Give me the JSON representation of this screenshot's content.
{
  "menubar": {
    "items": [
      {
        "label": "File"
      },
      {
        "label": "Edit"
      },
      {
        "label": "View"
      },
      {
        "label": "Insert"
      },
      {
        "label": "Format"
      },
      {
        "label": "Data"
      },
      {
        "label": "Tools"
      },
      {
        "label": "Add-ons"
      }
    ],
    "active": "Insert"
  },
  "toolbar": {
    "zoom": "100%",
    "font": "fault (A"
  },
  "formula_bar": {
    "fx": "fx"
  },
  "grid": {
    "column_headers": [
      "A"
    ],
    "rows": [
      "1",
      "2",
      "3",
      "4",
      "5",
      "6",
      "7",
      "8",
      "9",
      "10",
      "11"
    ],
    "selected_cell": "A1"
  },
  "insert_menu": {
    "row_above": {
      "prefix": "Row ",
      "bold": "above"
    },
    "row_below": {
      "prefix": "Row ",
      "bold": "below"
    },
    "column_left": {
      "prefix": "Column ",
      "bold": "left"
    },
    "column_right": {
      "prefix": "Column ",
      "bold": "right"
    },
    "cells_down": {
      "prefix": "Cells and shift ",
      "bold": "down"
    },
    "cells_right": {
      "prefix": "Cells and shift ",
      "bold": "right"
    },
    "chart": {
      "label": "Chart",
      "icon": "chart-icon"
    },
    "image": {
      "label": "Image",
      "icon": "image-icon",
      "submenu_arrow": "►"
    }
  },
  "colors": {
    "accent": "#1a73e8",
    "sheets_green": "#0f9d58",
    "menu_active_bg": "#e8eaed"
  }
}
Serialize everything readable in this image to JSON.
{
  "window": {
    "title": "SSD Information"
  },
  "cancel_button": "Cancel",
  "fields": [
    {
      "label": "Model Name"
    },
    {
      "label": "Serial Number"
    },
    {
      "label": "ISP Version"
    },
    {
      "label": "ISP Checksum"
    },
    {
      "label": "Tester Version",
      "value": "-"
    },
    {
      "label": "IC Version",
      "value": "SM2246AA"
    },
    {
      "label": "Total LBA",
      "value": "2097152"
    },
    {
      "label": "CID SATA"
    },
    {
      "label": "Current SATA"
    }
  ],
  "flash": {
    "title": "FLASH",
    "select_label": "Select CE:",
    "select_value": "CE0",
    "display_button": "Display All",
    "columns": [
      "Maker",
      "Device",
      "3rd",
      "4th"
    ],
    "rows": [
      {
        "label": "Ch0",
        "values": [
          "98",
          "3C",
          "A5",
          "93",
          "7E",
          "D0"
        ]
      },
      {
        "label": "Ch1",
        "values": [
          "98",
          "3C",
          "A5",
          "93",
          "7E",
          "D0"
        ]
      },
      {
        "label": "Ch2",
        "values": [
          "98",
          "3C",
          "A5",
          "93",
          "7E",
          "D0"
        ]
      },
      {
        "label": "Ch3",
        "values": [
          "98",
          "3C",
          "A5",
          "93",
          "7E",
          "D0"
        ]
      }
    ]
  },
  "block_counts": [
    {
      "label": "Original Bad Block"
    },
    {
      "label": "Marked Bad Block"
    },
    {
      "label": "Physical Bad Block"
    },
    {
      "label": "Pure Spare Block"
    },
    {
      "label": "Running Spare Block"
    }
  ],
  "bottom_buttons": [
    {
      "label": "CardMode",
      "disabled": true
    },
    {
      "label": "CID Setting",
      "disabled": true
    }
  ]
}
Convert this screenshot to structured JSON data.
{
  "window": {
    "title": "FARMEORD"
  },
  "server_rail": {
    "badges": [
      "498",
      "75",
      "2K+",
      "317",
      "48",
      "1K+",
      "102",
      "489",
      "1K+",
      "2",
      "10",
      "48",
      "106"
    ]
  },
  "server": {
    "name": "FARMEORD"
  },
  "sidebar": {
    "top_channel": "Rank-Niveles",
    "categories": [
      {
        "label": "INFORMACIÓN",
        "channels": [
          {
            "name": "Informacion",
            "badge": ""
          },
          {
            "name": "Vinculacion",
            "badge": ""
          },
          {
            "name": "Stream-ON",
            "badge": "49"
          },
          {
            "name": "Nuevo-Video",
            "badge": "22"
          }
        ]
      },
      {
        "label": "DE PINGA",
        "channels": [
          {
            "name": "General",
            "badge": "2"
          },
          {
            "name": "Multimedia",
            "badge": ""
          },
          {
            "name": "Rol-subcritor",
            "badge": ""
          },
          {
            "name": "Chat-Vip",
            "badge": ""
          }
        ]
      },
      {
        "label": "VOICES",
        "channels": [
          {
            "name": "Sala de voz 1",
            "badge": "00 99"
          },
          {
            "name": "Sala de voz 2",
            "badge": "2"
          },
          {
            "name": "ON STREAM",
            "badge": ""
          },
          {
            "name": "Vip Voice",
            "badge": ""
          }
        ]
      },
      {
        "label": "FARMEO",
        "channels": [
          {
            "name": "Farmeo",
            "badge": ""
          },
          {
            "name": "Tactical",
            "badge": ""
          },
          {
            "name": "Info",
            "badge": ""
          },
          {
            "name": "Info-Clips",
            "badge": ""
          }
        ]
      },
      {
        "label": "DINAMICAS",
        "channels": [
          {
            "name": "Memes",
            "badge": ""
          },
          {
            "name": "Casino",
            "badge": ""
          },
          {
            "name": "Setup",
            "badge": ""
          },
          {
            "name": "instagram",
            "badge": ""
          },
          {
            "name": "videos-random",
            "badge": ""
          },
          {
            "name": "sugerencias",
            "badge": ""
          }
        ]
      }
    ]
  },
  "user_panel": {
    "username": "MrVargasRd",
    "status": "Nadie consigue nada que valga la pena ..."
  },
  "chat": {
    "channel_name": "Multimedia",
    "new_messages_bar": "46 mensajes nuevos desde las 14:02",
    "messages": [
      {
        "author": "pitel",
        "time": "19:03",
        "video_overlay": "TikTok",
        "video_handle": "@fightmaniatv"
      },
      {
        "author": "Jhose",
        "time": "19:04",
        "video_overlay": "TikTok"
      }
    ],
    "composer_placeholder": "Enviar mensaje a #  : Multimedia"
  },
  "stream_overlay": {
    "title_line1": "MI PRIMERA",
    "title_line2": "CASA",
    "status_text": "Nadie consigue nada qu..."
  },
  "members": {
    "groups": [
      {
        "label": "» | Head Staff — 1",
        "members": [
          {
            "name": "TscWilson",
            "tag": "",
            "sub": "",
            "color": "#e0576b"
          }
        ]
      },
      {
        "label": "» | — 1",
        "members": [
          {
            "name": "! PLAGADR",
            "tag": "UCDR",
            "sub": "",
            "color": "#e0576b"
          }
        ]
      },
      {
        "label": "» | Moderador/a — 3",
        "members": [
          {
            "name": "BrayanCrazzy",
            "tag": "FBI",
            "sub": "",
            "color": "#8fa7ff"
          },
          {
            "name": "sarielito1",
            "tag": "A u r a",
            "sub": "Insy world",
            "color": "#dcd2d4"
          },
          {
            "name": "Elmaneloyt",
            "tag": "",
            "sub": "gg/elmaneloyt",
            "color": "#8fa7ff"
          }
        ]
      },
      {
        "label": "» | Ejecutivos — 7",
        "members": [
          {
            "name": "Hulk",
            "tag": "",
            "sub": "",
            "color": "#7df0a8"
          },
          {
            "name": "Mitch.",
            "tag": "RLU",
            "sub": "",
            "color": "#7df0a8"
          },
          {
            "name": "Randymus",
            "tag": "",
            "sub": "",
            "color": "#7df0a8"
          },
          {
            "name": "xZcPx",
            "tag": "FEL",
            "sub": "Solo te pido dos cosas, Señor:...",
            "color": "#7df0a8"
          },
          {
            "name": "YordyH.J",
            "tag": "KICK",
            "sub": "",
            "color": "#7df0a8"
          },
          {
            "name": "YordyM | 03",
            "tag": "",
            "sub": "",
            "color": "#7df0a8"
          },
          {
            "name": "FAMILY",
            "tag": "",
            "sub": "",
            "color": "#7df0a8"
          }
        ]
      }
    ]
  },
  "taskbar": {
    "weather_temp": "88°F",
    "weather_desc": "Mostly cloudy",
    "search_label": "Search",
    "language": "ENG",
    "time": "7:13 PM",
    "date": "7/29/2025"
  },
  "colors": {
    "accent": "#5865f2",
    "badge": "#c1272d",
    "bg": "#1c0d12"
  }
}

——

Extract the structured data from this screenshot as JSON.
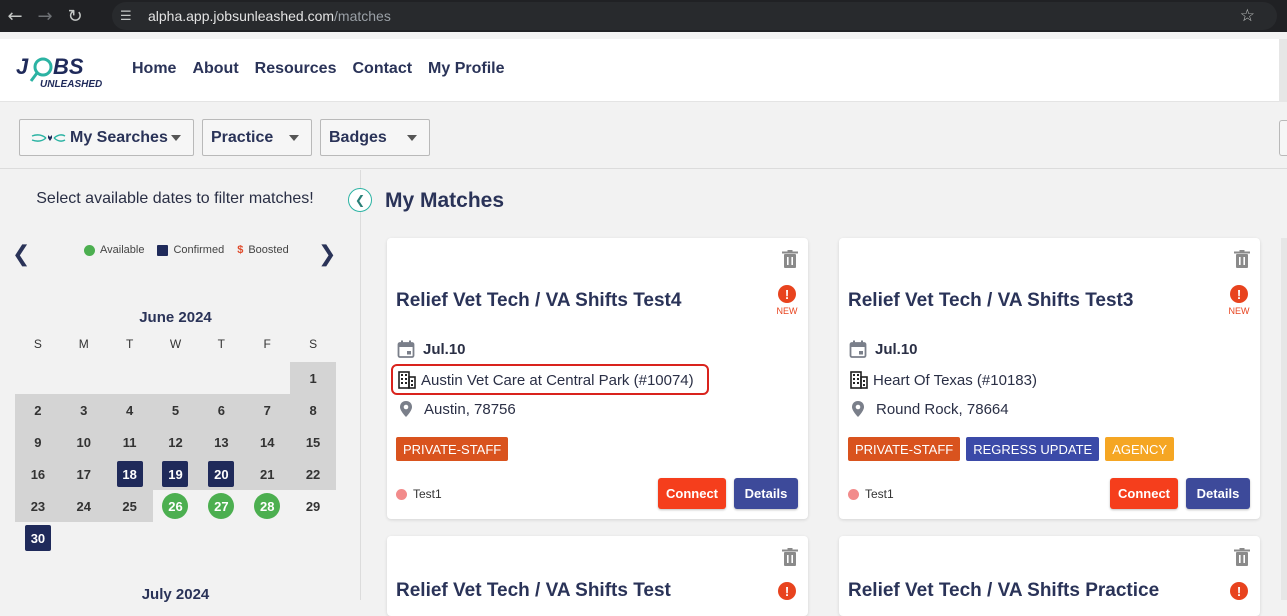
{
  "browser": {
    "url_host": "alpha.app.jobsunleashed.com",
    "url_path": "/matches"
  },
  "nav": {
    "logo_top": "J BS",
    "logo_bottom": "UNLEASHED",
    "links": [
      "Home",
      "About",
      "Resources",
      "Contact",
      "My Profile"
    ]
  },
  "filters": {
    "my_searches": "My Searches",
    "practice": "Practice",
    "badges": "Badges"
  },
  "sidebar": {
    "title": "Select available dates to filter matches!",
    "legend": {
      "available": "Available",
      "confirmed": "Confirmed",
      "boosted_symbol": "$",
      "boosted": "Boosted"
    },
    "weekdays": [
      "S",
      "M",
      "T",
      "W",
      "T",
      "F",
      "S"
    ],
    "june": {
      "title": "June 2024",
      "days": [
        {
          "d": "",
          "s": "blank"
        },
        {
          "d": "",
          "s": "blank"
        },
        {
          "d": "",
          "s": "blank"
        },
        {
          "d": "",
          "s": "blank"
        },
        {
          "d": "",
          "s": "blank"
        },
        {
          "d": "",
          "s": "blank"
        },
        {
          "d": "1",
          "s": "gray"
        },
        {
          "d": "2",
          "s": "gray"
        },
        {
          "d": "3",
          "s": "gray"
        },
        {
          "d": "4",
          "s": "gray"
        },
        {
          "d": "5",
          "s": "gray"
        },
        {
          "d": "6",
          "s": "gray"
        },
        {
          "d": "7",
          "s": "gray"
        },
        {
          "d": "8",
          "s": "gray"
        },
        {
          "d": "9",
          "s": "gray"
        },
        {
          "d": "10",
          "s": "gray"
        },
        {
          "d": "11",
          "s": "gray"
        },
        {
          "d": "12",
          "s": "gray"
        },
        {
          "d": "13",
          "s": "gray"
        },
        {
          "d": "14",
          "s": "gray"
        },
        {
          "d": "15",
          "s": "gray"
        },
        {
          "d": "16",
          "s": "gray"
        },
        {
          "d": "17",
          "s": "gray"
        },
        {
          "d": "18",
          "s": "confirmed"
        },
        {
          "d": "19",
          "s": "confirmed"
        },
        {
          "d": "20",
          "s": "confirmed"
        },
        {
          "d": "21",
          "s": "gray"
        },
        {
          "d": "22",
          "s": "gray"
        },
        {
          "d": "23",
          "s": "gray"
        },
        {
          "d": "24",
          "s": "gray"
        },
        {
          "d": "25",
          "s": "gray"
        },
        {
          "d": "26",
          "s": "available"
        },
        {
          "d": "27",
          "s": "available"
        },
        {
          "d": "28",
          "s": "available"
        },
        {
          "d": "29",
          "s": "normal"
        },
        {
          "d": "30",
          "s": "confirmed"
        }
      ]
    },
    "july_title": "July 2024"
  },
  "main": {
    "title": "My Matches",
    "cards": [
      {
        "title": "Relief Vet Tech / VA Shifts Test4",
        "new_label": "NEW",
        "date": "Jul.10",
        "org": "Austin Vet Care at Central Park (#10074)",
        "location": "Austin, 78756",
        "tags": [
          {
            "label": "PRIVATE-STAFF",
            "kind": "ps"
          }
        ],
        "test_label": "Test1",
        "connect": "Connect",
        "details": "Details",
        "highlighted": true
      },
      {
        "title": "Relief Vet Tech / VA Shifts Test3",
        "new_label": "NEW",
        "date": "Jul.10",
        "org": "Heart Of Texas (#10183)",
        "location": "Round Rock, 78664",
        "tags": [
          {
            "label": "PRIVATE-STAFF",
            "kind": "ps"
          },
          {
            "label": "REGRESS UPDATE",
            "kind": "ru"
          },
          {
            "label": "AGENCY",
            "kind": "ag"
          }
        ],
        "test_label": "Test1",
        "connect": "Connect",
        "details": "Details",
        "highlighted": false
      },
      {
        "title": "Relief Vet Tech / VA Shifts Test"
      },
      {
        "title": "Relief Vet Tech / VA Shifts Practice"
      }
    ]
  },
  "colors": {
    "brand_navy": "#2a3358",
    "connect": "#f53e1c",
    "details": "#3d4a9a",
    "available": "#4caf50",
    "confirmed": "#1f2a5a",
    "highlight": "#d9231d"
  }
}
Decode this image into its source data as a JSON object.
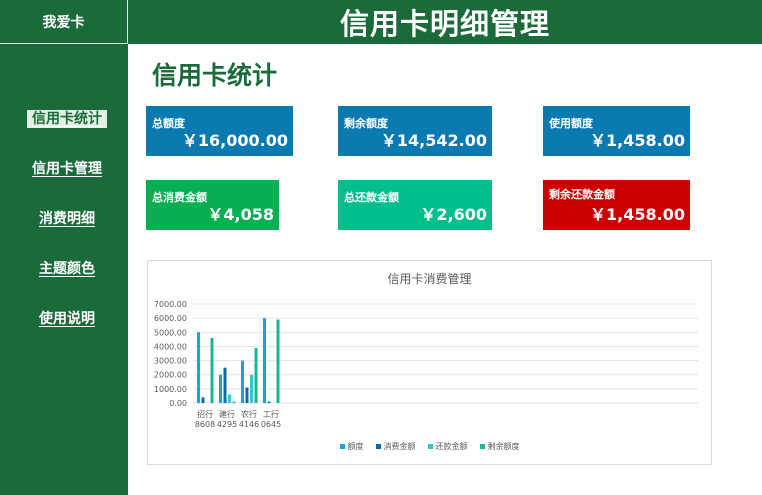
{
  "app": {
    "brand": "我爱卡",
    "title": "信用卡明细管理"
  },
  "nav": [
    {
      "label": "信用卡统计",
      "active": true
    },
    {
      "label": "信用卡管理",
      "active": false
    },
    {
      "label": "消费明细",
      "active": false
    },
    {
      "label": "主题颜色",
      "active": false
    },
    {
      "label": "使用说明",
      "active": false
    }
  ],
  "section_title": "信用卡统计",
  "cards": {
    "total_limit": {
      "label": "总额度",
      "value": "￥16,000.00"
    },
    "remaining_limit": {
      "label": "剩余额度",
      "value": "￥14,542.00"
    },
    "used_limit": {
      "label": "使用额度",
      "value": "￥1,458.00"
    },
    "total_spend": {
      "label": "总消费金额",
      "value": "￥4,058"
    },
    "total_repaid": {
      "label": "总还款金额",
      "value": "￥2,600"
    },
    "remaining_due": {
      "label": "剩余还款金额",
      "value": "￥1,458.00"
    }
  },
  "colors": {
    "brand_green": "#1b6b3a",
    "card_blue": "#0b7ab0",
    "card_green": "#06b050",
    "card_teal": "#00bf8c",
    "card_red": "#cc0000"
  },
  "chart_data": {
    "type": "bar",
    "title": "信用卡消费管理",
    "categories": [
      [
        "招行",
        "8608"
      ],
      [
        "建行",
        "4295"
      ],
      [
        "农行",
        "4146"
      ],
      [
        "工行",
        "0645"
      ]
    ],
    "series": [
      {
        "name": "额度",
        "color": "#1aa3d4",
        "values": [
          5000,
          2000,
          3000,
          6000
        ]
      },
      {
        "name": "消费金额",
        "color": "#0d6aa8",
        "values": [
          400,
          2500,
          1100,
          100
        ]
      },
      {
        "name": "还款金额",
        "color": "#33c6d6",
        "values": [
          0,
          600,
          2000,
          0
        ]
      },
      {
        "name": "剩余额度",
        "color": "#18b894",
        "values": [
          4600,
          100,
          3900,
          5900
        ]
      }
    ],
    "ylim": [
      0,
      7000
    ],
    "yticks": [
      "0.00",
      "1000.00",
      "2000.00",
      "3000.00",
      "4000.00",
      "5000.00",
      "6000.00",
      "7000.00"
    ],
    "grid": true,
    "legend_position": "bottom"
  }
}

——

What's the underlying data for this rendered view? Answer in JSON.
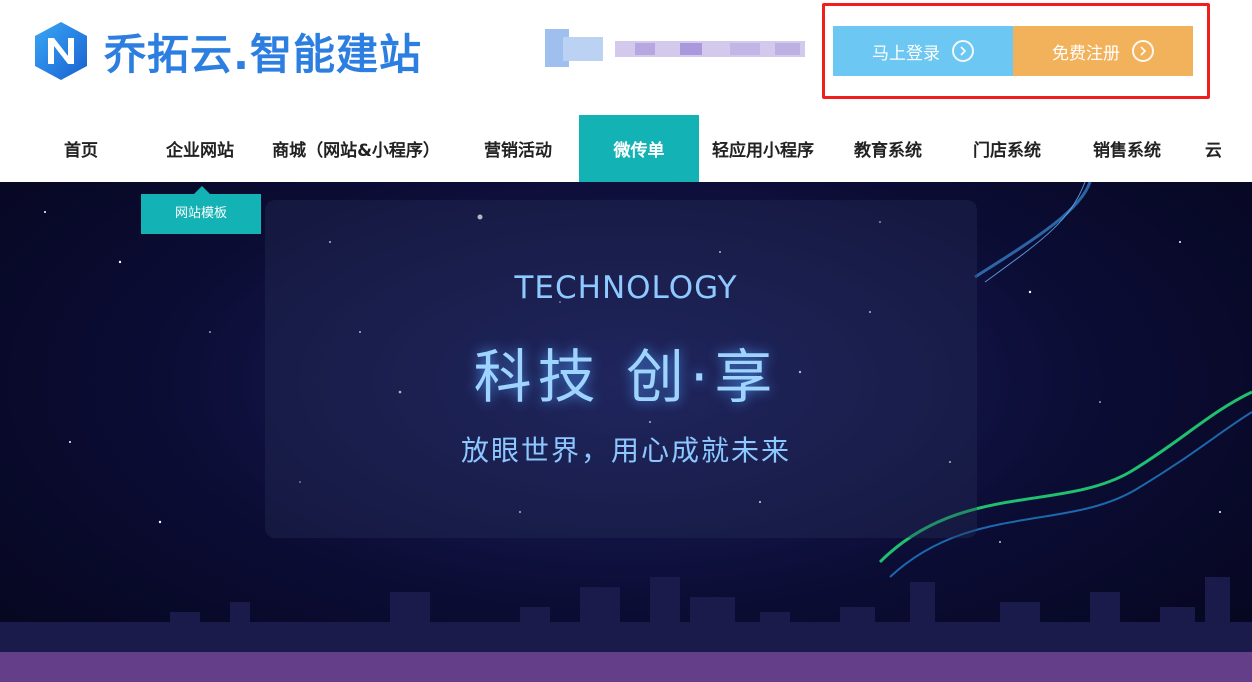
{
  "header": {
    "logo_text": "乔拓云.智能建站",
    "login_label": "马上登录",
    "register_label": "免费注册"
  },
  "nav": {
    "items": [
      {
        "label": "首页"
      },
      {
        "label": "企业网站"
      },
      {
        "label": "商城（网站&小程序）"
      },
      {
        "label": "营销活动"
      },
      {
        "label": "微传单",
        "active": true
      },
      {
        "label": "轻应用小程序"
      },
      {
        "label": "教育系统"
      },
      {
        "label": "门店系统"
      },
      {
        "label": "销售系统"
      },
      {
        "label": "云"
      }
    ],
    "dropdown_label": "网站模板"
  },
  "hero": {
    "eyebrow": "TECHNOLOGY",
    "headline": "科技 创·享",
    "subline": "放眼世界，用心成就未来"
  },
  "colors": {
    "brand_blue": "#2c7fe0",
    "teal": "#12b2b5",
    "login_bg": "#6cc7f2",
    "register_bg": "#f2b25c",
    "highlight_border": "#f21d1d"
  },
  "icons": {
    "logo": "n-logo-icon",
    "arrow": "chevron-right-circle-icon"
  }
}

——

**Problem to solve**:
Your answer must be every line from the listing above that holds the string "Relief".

**Reply to the task**:
        "title": "Relief Vet Tech / VA Shifts Test4",
        "title": "Relief Vet Tech / VA Shifts Test3",
        "title": "Relief Vet Tech / VA Shifts Test"
        "title": "Relief Vet Tech / VA Shifts Practice"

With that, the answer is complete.